Hoy traemos a este espacio este artículo titulado: ” Does Female-authored Research have More Educational Impact than Male-authored Research? Evidence from Mendeley ” de  Mike Thelwall de la  University of Wolverhampton, en  Journal of Altmetrics, 1(1), p.3. DOI: http://doi.org/10.29024/joa.2
ABSTRACT

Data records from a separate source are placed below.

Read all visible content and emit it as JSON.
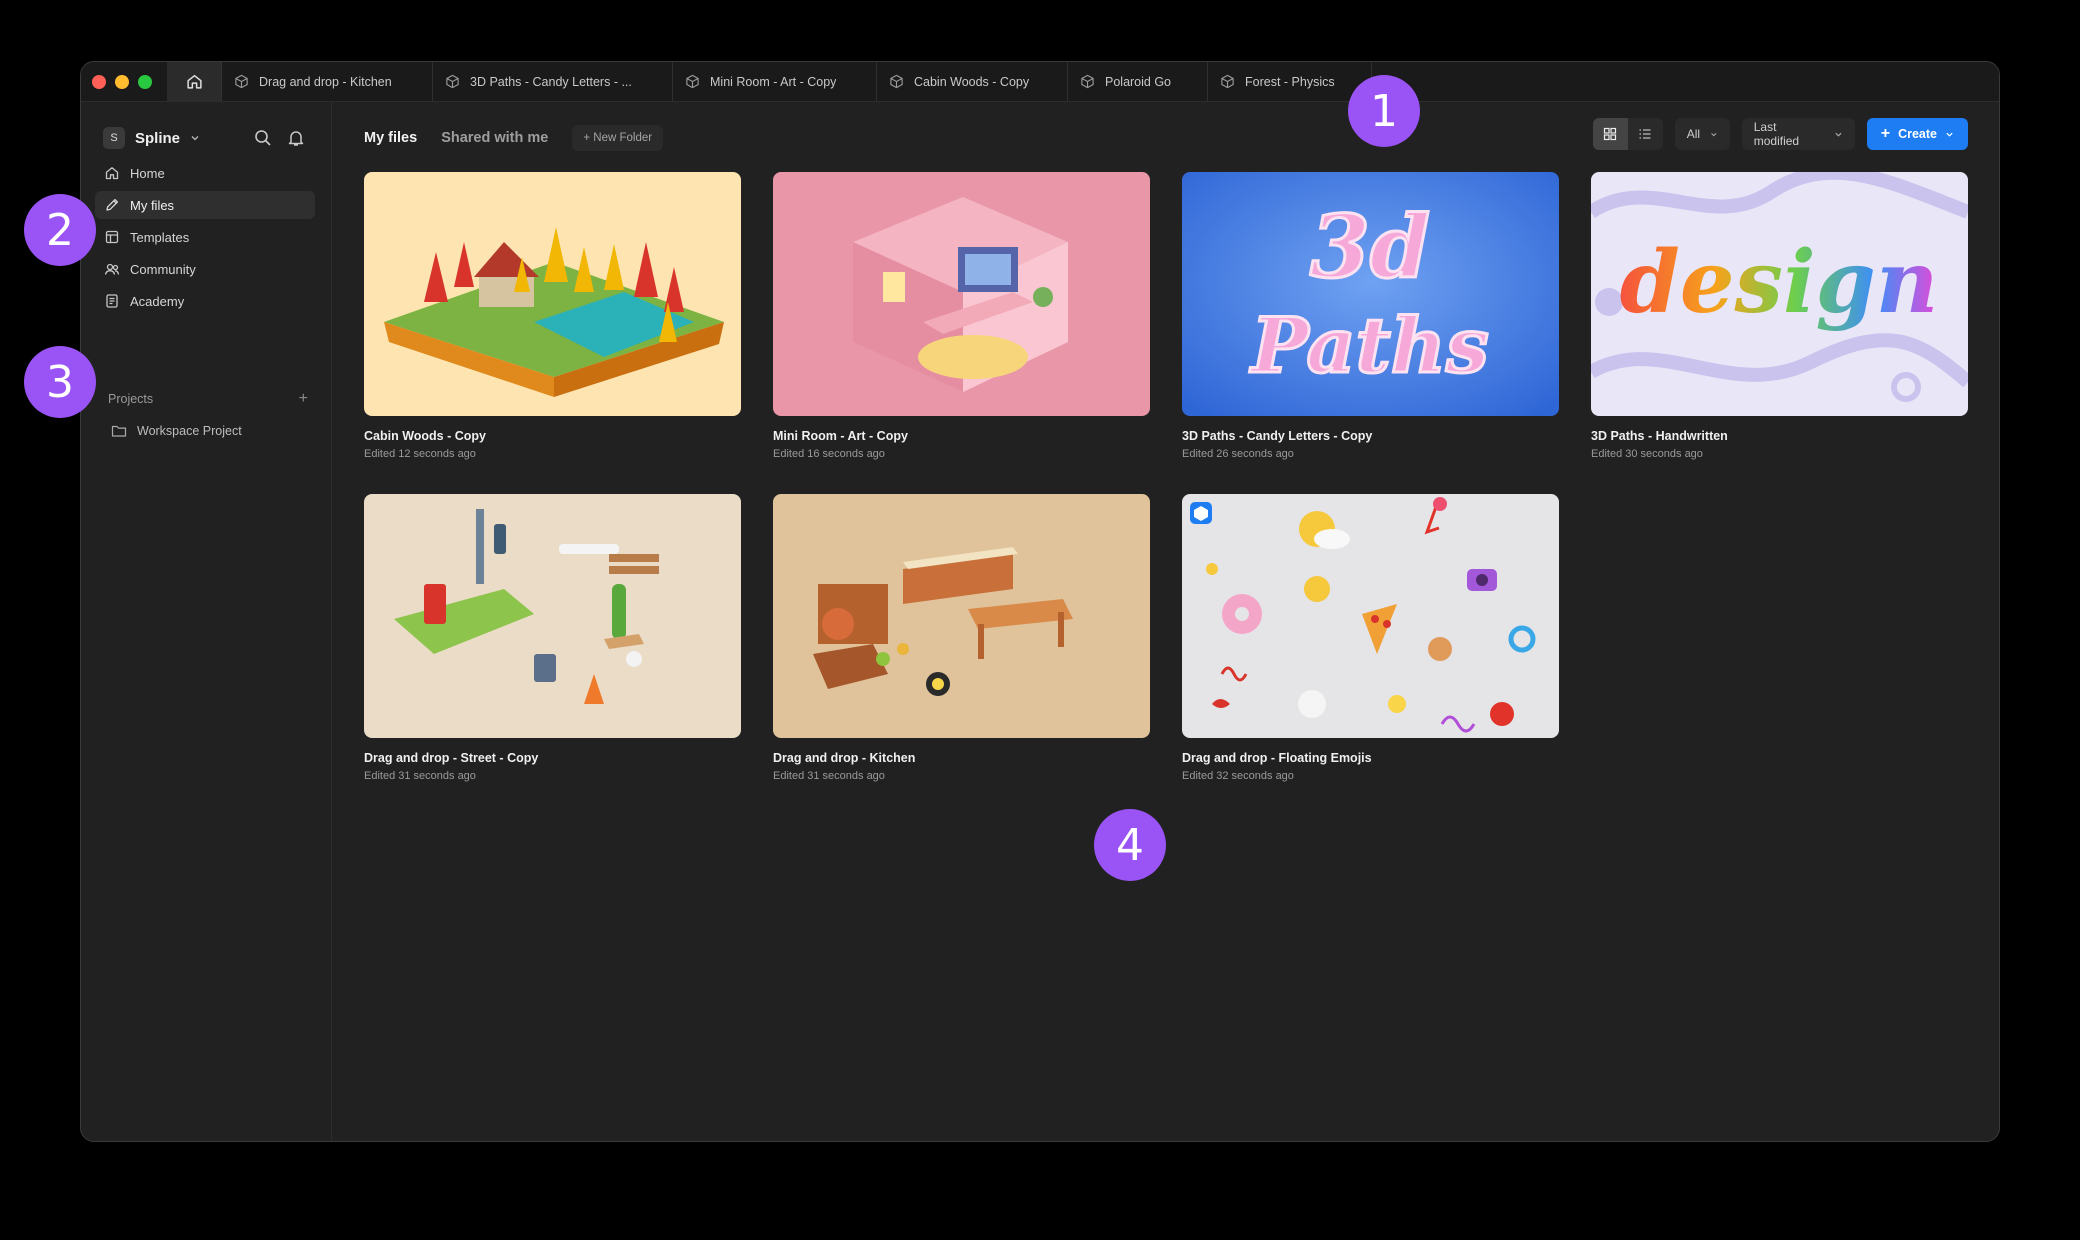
{
  "tabs": [
    {
      "label": "Drag and drop - Kitchen"
    },
    {
      "label": "3D Paths - Candy Letters - ..."
    },
    {
      "label": "Mini Room - Art - Copy"
    },
    {
      "label": "Cabin Woods - Copy"
    },
    {
      "label": "Polaroid Go"
    },
    {
      "label": "Forest - Physics"
    }
  ],
  "workspace": {
    "initial": "S",
    "name": "Spline"
  },
  "nav": [
    {
      "label": "Home",
      "icon": "home-icon"
    },
    {
      "label": "My files",
      "icon": "pencil-icon",
      "active": true
    },
    {
      "label": "Templates",
      "icon": "templates-icon"
    },
    {
      "label": "Community",
      "icon": "community-icon"
    },
    {
      "label": "Academy",
      "icon": "academy-icon"
    }
  ],
  "projects": {
    "heading": "Projects",
    "add": "+",
    "items": [
      {
        "label": "Workspace Project"
      }
    ]
  },
  "topbar": {
    "my_files": "My files",
    "shared": "Shared with me",
    "new_folder": "+ New Folder"
  },
  "controls": {
    "filter": "All",
    "sort": "Last modified",
    "create": "Create"
  },
  "files": [
    {
      "title": "Cabin Woods - Copy",
      "edited": "Edited 12 seconds ago",
      "bg": "#fde4b0"
    },
    {
      "title": "Mini Room - Art - Copy",
      "edited": "Edited 16 seconds ago",
      "bg": "#e996a9"
    },
    {
      "title": "3D Paths - Candy Letters - Copy",
      "edited": "Edited 26 seconds ago",
      "bg": "#3f7de6"
    },
    {
      "title": "3D Paths - Handwritten",
      "edited": "Edited 30 seconds ago",
      "bg": "#e9e6f7"
    },
    {
      "title": "Drag and drop - Street - Copy",
      "edited": "Edited 31 seconds ago",
      "bg": "#eadcc6"
    },
    {
      "title": "Drag and drop - Kitchen",
      "edited": "Edited 31 seconds ago",
      "bg": "#e0c39a"
    },
    {
      "title": "Drag and drop - Floating Emojis",
      "edited": "Edited 32 seconds ago",
      "bg": "#e5e5e8"
    }
  ],
  "thumb_text": {
    "candy_line1": "3d",
    "candy_line2": "Paths",
    "handwritten": "design"
  },
  "callouts": [
    "1",
    "2",
    "3",
    "4"
  ],
  "colors": {
    "accent": "#1e7df2",
    "callout": "#9a54f5"
  }
}
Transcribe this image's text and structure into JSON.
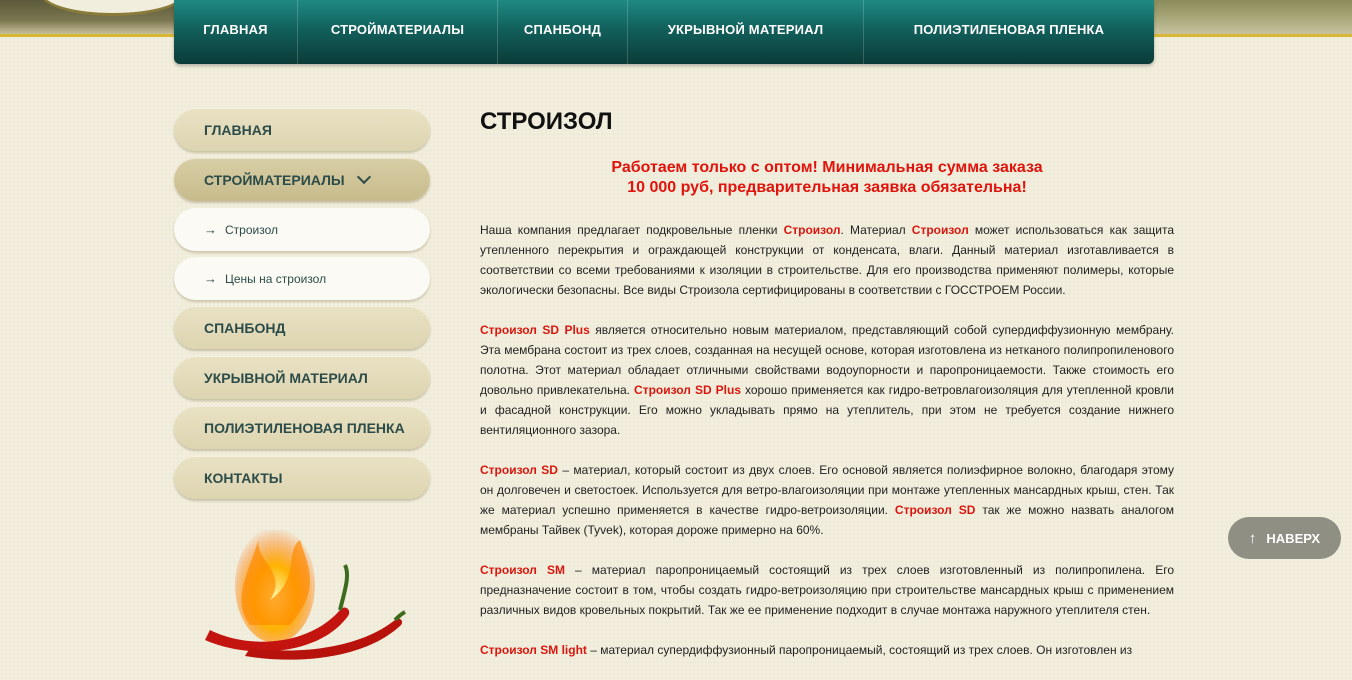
{
  "topnav": {
    "items": [
      "ГЛАВНАЯ",
      "СТРОЙМАТЕРИАЛЫ",
      "СПАНБОНД",
      "УКРЫВНОЙ МАТЕРИАЛ",
      "ПОЛИЭТИЛЕНОВАЯ ПЛЕНКА"
    ]
  },
  "sidebar": {
    "items": {
      "home": "ГЛАВНАЯ",
      "materials": "СТРОЙМАТЕРИАЛЫ",
      "sub1": "Строизол",
      "sub2": "Цены на строизол",
      "spunbond": "СПАНБОНД",
      "covering": "УКРЫВНОЙ МАТЕРИАЛ",
      "film": "ПОЛИЭТИЛЕНОВАЯ ПЛЕНКА",
      "contacts": "КОНТАКТЫ"
    },
    "sub_arrow": "→"
  },
  "main": {
    "title": "СТРОИЗОЛ",
    "notice_line1": "Работаем только с оптом! Минимальная сумма заказа",
    "notice_line2": "10 000 руб, предварительная заявка обязательна!",
    "p1": {
      "a": "Наша компания предлагает подкровельные пленки ",
      "b": "Строизол",
      "c": ". Материал ",
      "d": "Строизол",
      "e": " может использоваться как защита утепленного перекрытия и ограждающей конструкции от конденсата, влаги. Данный материал изготавливается в соответствии со всеми требованиями к изоляции в строительстве. Для его производства применяют полимеры, которые экологически безопасны. Все виды Строизола сертифицированы в соответствии с ГОССТРОЕМ России."
    },
    "p2": {
      "a": "Строизол SD Plus",
      "b": " является относительно новым материалом, представляющий собой супердиффузионную мембрану. Эта мембрана состоит из трех слоев, созданная на несущей основе, которая изготовлена из нетканого полипропиленового полотна. Этот материал обладает отличными свойствами водоупорности и паропроницаемости. Также стоимость его довольно привлекательна. ",
      "c": "Строизол SD Plus",
      "d": " хорошо применяется как гидро-ветровлагоизоляция для утепленной кровли и фасадной конструкции. Его можно укладывать прямо на утеплитель, при этом не требуется создание нижнего вентиляционного зазора."
    },
    "p3": {
      "a": "Строизол SD",
      "b": " – материал, который состоит из двух слоев. Его основой является полиэфирное волокно, благодаря этому он долговечен и светостоек. Используется для ветро-влагоизоляции при монтаже утепленных мансардных крыш, стен. Так же материал успешно применяется в качестве гидро-ветроизоляции. ",
      "c": "Строизол SD",
      "d": " так же можно назвать аналогом мембраны Тайвек (Tyvek), которая дороже примерно на 60%."
    },
    "p4": {
      "a": "Строизол SM",
      "b": " – материал паропроницаемый состоящий из трех слоев изготовленный из полипропилена. Его предназначение состоит в том, чтобы создать гидро-ветроизоляцию при строительстве мансардных крыш с применением различных видов кровельных покрытий. Так же ее применение подходит в случае монтажа наружного утеплителя стен."
    },
    "p5": {
      "a": "Строизол SM light",
      "b": " – материал супердиффузионный паропроницаемый, состоящий из трех слоев. Он изготовлен из"
    }
  },
  "totop": {
    "label": "НАВЕРХ",
    "arrow": "↑"
  },
  "colors": {
    "nav_teal": "#12605c",
    "highlight_red": "#d9170f",
    "sidebar_text": "#2c4c49"
  }
}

Female academics are more likely to be in teaching-related roles in some countries, including the USA. As a side effect of this, female-authored journal articles may tend to be more useful for students. This study assesses this hypothesis by investigating whether female first-authored research has more uptake in education than male first-authored research. Based on an analysis of Mendeley readers of articles from 2014 in five countries and 100 narrow Scopus subject categories, the results show that female-authored articles attract more student readers than male-authored articles in Spain, Turkey, the UK and USA but not India. They also attract fewer professorial readers in Spain, the UK and the USA, but not India and Turkey, and tend to be less popular with senior academics. Because the results are based on analysis of differences within narrow fields they cannot be accounted for by females working in more educationrelated disciplines. The apparent additional educational impact for female-authored research could be due to selecting more accessible micro-specialisms, however, such as health-related instruments within the instrumentation narrow field. Whatever the cause, the results suggest that citation-based research evaluations may undervalue the wider impact of female researchers.
Keywords: Mendeley; Gender; Altmetrics; Scientometrics; Educational impact; Readership

Figure 2: [As for Figure 1 except calculating the median across all fields with at least 50 male-authored and at least 50 female-authored articles in each country.] The median of the geometric mean Mendeley readers for female-authored articles subtract the geometric mean Mendeley readers for male-authored articles for the narrow fields in each country with at least 50 male-authored and at least 50 female-authored articles. Numbers are expressed as a percentage of the average number of readers per article in each category.